The first thing that popped in my head was maybe it's time to buy a red sports car and trade Tom in for a younger man. After that moment of madness I took stock of my life, counting my blessings for this embarrassment of riches, realizing that I really better start living!
Rest in peace dear sweet Alicia.

Tuesday, September 2, 2008

Bee Grateful

This week has taught me a few lesson’s about Karmic Justice – why is it that I always have to learn things the hard way?

Note to self; just when you think you’ve kicked the whole jet lag thing, it sneaks up and kicks your ass. Looking back I cringe at some of the conversations I’ve had, giving people advice on the do’s and don’t of jet lag. Saying things like “yea, I’ve pretty much got the whole jet lag thing figured out” – “ it’s a piece of cake when you travel as much as I do” – “ You know me, I like to hit the ground running”. To all of those poor people who had to listen to this lecture, please forget everything I said. As it turns out, I know nothing. Let’s just say this trip has been a bitch and I’m still struggling to get over my Beijing hangover.

Second big lesson of the week, I’m also not an expert on bees. Texie Baby has a life threatening allergy to bee venom - in an effort to do everything possible to minimize the risk - I’ve tried to learn all there is to know about the little buzzers. With knowledge comes respect, bees truly are amazing creatures. Just when I thought I’d figured out a system where bees and pugs could live in harmony – Tex gets stung by B.A.B. (big ass bee) during our afternoon walk.

Tom and I immediately went into emergency mode, running around like the two stooges as we rushed him to our vets office. We actually made very good time, even though we had the misfortune of getting stuck behind an old couple who were driving excruciatingly slow. Wish we had taken their license plate number, as it would be nice to contact them and apologize for all of the honking and hand gestures.

The good news is the wonderful people at the Granville Island Animal Hospital, who always take such good care of Tex and Maggie, took one look at us and knew exactly what to do. I’ve come to think of them as a band of angels, who make a huge difference in our lives.

During all of the excitement, we made an executive decision to leave Maggie at home, after all time was of the essence.
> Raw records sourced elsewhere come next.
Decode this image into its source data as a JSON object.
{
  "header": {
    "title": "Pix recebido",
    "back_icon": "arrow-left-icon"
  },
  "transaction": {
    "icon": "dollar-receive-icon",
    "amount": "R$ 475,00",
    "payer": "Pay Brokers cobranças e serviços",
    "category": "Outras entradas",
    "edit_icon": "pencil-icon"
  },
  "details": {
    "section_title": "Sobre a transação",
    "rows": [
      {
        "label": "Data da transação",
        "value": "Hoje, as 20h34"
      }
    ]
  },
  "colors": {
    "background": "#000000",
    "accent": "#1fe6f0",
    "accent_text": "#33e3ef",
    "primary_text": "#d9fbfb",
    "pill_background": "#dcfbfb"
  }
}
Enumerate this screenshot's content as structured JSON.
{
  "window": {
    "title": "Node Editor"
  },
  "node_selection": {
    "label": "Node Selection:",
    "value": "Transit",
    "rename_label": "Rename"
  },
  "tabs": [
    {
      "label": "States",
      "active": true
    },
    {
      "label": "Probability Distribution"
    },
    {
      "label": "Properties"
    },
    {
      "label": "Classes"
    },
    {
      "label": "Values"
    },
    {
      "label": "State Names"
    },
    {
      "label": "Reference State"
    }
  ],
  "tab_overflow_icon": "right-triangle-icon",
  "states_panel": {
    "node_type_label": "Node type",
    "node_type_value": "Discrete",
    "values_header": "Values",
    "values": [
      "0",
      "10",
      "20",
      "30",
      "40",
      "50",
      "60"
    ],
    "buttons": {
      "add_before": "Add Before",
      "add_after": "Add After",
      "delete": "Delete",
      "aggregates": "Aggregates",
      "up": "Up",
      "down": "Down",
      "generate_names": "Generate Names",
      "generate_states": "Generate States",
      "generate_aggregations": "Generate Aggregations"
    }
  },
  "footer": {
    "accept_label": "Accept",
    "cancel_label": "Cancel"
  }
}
We felt guilty about this - speculating on the effects this might have on her delicate psyche – imagining her home alone, sitting in the dark, worrying about her poor little brother. Needless to say it came as a surprise to find that Maggie saw this as her big opportunity to raid the pantry. We came home to find she had some how managed to drag big bags of rice and dried beans into the living room, tearing them open and treating herself to a little tasting. You could tell she really did her best to like the un-cooked rice and beans, walking around chewing, spitting them out in almost every room in the house. It seems baby girl is going through a second childhood, doing all of the naughty things she did as a puppy.

While it’s true that I am still exhausted, I’m also very, very grateful. Life is a beautiful, fragile thing and every day is truly a blessing.